Sheep and beef farmers achieved a lower lambing percentage in spring 2019 – on average than in 2018, according to Beef + Lamb New Zealand’s (B+LNZ) Lamb Crop 2019 report.
B+LNZ’s Economic Service estimates the number of lambs tailed in spring 2019 decreased by 2.4 percent or 552,000 head on the previous spring to 22.7 million head. Most of the decline occurred in the South Island.
The lower number of lambs tailed in the South Island is expected to have reduced the number of lambs processed for export in the first quarter of the 2019-20 season, from October to December.
Lambs from ewe hoggets also fell, as fewer ewe hoggets were mated.
The number of adult sheep processed is expected to increase 9.2 percent from 3.4 million head in 2018-19 to 3.7 million head in 2019-20.
The lambing percentage was 127.1 percent, 1.5 percentage points lower than in spring 2018.
This means 127 lambs were born per hundred ewes, compared with an average of 123 over the prior 10 years. For spring 2019, a one percentage point change in the New Zealand ewe lambing percentage is equivalent to 170,000 lambs.
Andrew Burtt, Chief Economist of B+LNZ’s Economic Service, says that while the record high lambing percentage achieved in spring 2018 was always going to be difficult to match, after conditions were favourable overall that year, there were some regional declines that were a little surprising in spring 2019 and a reminder of the natural systems that farmers have to work with.
“2018’s result was such a fantastic achievement that proved farmers were efficient and doing more with less. It was going to be difficult to set another record. But the South Island, and Otago in particular, really struggled in 2019 due to drier conditions leading to lower feed availability,” says Mr Burtt.
Otago recorded an average lambing percentage of 116.6 percent, a decrease of 5.4 percentage points from 2018, continuing the decline since the 142.3 percent achieved in 2017. It was also the lowest result since 2010.
There was a strong regional variation in spring 2019, and lamb growth rates were better in the North Island than in the South Island.

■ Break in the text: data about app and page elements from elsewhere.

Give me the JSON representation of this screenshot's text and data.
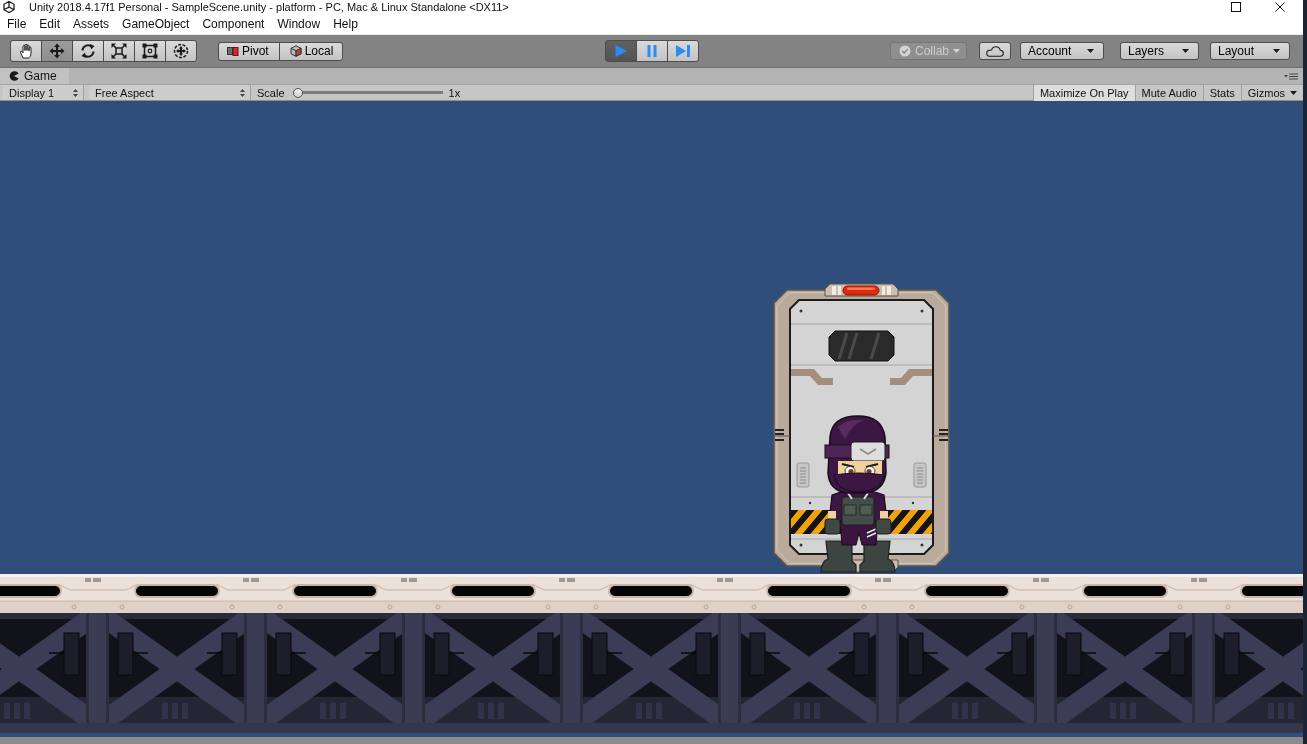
{
  "window": {
    "title": "Unity 2018.4.17f1 Personal - SampleScene.unity - platform - PC, Mac & Linux Standalone <DX11>"
  },
  "menu": [
    "File",
    "Edit",
    "Assets",
    "GameObject",
    "Component",
    "Window",
    "Help"
  ],
  "toolbar": {
    "tools": [
      {
        "kind": "hand",
        "selected": false
      },
      {
        "kind": "move",
        "selected": true
      },
      {
        "kind": "rotate",
        "selected": false
      },
      {
        "kind": "scale",
        "selected": false
      },
      {
        "kind": "rect",
        "selected": false
      },
      {
        "kind": "transform",
        "selected": false
      }
    ],
    "handle_toggles": [
      {
        "kind": "pivot",
        "label": "Pivot"
      },
      {
        "kind": "local",
        "label": "Local"
      }
    ],
    "playback": [
      {
        "kind": "play",
        "selected": true
      },
      {
        "kind": "pause",
        "selected": false
      },
      {
        "kind": "step",
        "selected": false
      }
    ],
    "collab": {
      "label": "Collab",
      "disabled": true
    },
    "account": {
      "label": "Account"
    },
    "layers": {
      "label": "Layers"
    },
    "layout": {
      "label": "Layout"
    }
  },
  "game_panel": {
    "tab": {
      "label": "Game"
    },
    "display": {
      "value": "Display 1"
    },
    "aspect": {
      "value": "Free Aspect"
    },
    "scale": {
      "label": "Scale",
      "level": 0,
      "reading": "1x"
    },
    "toggles": [
      {
        "label": "Maximize On Play",
        "selected": true
      },
      {
        "label": "Mute Audio",
        "selected": false
      },
      {
        "label": "Stats",
        "selected": false
      }
    ],
    "gizmos": {
      "label": "Gizmos"
    }
  }
}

“When considering these numbers, we need to keep in mind that not all regions experience the same conditions for weather and pasture growth, and other challenges occur; we shouldn’t expect regions to perform exactly the same.”

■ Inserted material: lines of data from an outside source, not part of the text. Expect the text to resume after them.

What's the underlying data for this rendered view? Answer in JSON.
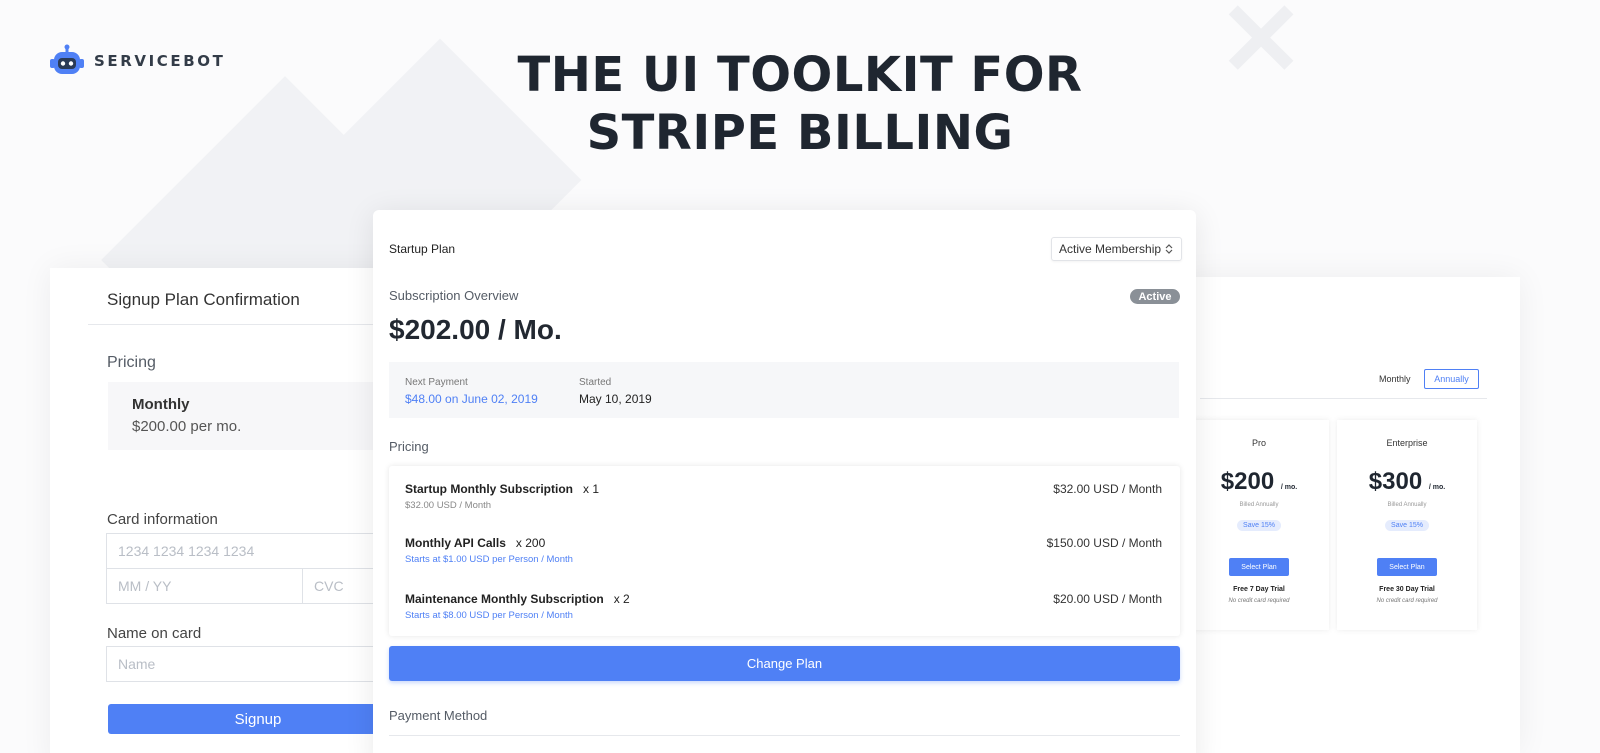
{
  "brand": {
    "name": "SERVICEBOT",
    "accent": "#4f80f5"
  },
  "headline": {
    "line1": "THE UI TOOLKIT FOR",
    "line2": "STRIPE BILLING"
  },
  "signup_card": {
    "title": "Signup Plan Confirmation",
    "pricing_label": "Pricing",
    "plan_name": "Monthly",
    "plan_price": "$200.00 per mo.",
    "card_info_label": "Card information",
    "card_number_placeholder": "1234 1234 1234 1234",
    "expiry_placeholder": "MM / YY",
    "cvc_placeholder": "CVC",
    "name_label": "Name on card",
    "name_placeholder": "Name",
    "signup_button": "Signup"
  },
  "subscription_card": {
    "plan_title": "Startup Plan",
    "membership_select": "Active Membership",
    "overview_label": "Subscription Overview",
    "status_badge": "Active",
    "amount": "$202.00 / Mo.",
    "next_payment_label": "Next Payment",
    "next_payment_value": "$48.00 on June 02, 2019",
    "started_label": "Started",
    "started_value": "May 10, 2019",
    "pricing_label": "Pricing",
    "items": [
      {
        "name": "Startup Monthly Subscription",
        "qty": "x 1",
        "sub": "$32.00 USD / Month",
        "price": "$32.00 USD / Month"
      },
      {
        "name": "Monthly API Calls",
        "qty": "x 200",
        "sub": "Starts at $1.00 USD per Person / Month",
        "price": "$150.00 USD / Month"
      },
      {
        "name": "Maintenance Monthly Subscription",
        "qty": "x 2",
        "sub": "Starts at $8.00 USD per Person / Month",
        "price": "$20.00 USD / Month"
      }
    ],
    "change_plan_button": "Change Plan",
    "payment_method_label": "Payment Method"
  },
  "pricing_table": {
    "toggle_monthly": "Monthly",
    "toggle_annually": "Annually",
    "plans": [
      {
        "name": "Pro",
        "price": "$200",
        "per": "/ mo.",
        "billed": "Billed Annually",
        "save": "Save 15%",
        "button": "Select Plan",
        "trial": "Free 7 Day Trial",
        "note": "No credit card required"
      },
      {
        "name": "Enterprise",
        "price": "$300",
        "per": "/ mo.",
        "billed": "Billed Annually",
        "save": "Save 15%",
        "button": "Select Plan",
        "trial": "Free 30 Day Trial",
        "note": "No credit card required"
      }
    ]
  }
}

Early schedule prices were exceptionally strong, with some regions achieving record high prices for lambs. Farmers were under little pressure to send lambs to processing early, but despite the high prices, farmer morale is low as they contemplate the impact of proposed government regulations and tighter bank lending conditions.
The tonnage of lamb produced is expected to decrease 4.4 percent due to a combination of fewer lambs and a slightly lower average carcase weight.
B+LNZ Economic Service’s Lamb Crop survey is drawn from its Sheep and Beef Farm Survey, which covers a statistically representative sample of over 500 commercial sheep and beef farms.
B+LNZ’s Lamb Crop 2019 report is available here.